● Exercise details
Go through the material and copy every line in which "JSON" appears.

● Data records
● ● ● ● ● ● ●

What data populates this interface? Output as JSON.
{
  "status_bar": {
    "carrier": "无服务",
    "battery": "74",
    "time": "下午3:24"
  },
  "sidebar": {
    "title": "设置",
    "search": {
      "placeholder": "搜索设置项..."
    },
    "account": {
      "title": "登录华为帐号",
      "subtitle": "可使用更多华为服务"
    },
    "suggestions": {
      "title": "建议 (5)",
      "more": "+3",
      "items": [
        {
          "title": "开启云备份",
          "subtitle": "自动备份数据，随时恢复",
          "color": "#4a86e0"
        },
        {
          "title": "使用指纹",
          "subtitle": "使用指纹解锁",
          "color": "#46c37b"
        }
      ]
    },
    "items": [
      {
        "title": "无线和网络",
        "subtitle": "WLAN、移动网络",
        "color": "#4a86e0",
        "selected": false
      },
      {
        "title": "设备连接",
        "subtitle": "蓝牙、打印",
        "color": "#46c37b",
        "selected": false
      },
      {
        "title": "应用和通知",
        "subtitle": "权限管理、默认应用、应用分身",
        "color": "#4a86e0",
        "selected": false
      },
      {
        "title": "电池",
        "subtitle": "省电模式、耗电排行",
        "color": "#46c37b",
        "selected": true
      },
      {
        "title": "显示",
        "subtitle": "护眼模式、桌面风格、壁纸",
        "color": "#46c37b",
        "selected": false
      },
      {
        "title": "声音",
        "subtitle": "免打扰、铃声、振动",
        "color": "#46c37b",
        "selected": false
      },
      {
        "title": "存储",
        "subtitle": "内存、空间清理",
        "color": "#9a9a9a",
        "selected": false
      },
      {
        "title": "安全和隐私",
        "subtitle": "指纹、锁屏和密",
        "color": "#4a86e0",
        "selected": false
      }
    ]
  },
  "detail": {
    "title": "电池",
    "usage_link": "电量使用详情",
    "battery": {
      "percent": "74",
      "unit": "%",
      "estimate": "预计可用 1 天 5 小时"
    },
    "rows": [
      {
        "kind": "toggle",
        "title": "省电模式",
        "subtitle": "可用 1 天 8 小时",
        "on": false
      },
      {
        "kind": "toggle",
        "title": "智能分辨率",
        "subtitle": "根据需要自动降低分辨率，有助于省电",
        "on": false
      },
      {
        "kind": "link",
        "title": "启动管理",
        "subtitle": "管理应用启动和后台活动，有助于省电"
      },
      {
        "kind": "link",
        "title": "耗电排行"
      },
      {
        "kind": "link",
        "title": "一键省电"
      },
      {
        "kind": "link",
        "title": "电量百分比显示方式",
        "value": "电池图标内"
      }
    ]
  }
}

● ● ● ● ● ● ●

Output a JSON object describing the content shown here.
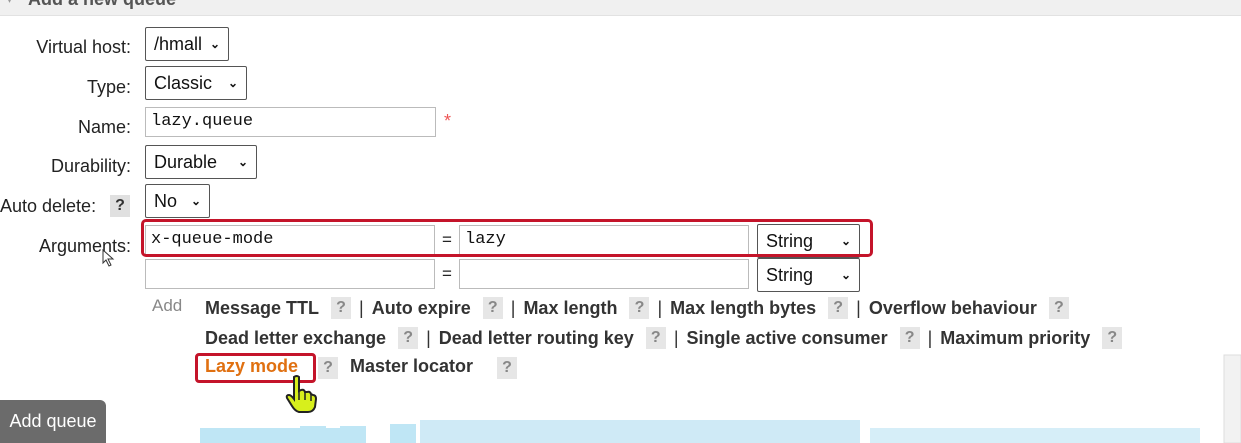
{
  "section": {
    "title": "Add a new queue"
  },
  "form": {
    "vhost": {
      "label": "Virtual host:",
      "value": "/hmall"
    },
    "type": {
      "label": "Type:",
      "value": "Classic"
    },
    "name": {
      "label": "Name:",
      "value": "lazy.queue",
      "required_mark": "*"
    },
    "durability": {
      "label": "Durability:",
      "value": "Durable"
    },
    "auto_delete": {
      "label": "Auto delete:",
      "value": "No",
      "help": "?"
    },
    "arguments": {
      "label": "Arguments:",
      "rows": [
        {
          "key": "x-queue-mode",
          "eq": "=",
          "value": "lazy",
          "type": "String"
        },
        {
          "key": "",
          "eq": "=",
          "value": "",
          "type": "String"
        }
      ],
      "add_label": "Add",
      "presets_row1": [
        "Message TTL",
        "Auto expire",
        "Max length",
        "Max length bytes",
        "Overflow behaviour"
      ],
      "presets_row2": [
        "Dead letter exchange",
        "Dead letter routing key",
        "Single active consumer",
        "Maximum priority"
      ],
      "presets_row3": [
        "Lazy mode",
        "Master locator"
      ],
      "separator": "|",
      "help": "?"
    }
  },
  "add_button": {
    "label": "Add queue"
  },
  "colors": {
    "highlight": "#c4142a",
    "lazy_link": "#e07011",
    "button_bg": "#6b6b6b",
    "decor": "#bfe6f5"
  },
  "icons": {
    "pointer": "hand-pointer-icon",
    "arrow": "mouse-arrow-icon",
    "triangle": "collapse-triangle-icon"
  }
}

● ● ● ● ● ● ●

● Answer to this exercise
What data populates this interface? Output as JSON.
Output a JSON object describing the content shown here.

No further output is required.